Sister plants, physically close but across national borders, are becoming the default mode in the little tigers. They share suppliers, reduce redundancies, and increase complex synergies, one of which is political leverage. In this part of the world, the political winds are always blowing – and changing directions. An automaker in two countries can play leaders off one another, jockey for tax breaks and deals, and, on a positive note, bring countries together in ways that communism and contemporary politics have failed to do. Presently, VW actually has three sister plants, in Slovakia, the Czech Republic, and Hungary, where the is assembled. Kia’s sister plant is under construction in the cabbage fields outside of Ostrava, in the Czech Republic; it opens in 2010, just fifty miles from Zilina. Once that happens, claimed Bae excitedly, “We’ll make a lot of profit! We’ll have high name value!”
So, in this ongoing story of industrial transformation on wheels, has Slovakia been innovative or exploited?
Both, it seems. Innovation involves novel means and methods. Kia’s rapid buildup of one of the world’s most high-tech auto plants fits the bill. As does PSA Slovakia’s small-car, new-market gambit. VW, with its costly land yachts and labor commitments, is more allied to yesterday. Certainly, the foreign giants have exploited Slovakia, but what else is new? In the global economy, especially if you’re small and perceived as backward, you don’t get much without giving something away. As interesting as the auto plants themselves, which are now a fait accompli, is the atmosphere of change that Slovakia has seeded, watered, and grown. And sprinkled with audacity.

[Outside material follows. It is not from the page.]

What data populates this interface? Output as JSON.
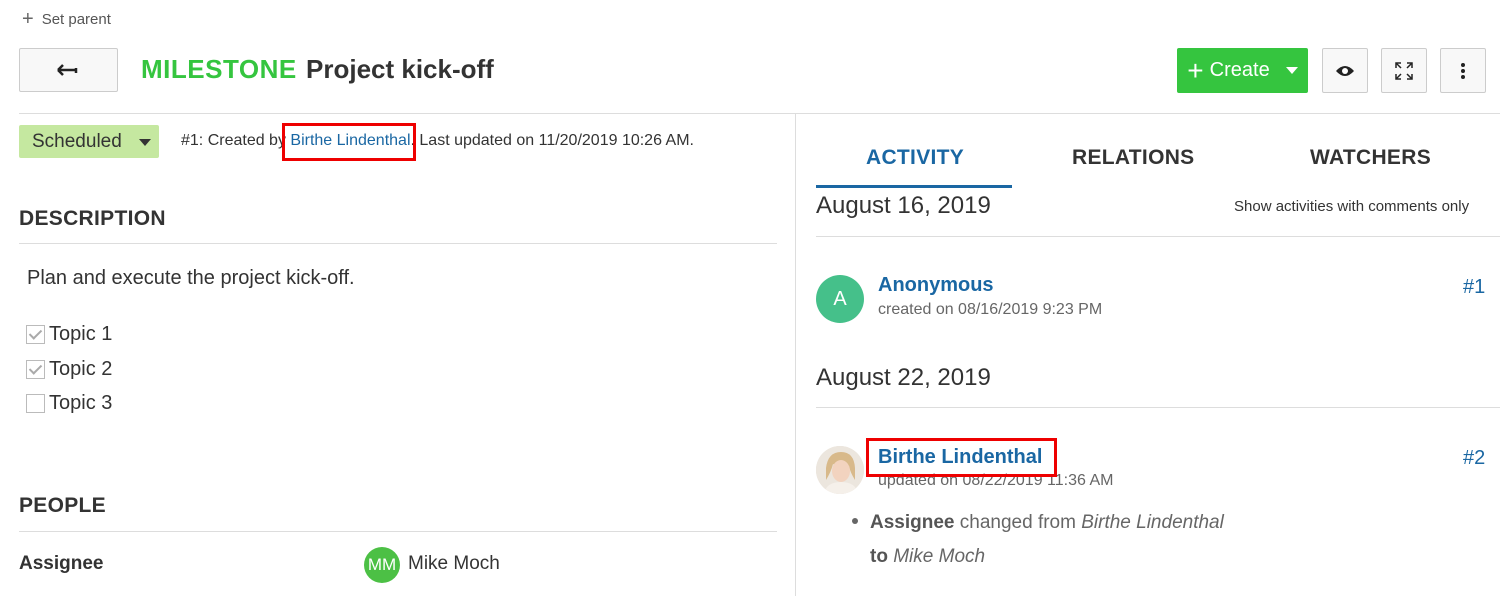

To land its auto plants, Slovak leaders gambled and broke rules. They thought outside the box of democratic capitalism. And for now, the country is on a roll. It has avoided the low-quality label of India’s fledgling auto plants. And its segment of the auto industry is making money. Ford, GM, and Chrysler have lost billions since 2005, enough to build numerous Hyundai/Kia sister-plant complexes, which cost about $4 billion a pop. Sure, Slovakia has some corrections to make. Transparency might have to be forced, but it will come. Carbon awareness isn’t exactly a hot topic there, either, as attitudes toward emissions seem more 1957 than 2007. But Slovakia doesn’t need alimony and is filled with young blood. Only time will tell if the automakers will stay or move on. But for now, the littlest tiger is a kind of automotive wunderkind. Even Andy Warhol, the man from nowhere, would be a little impressed.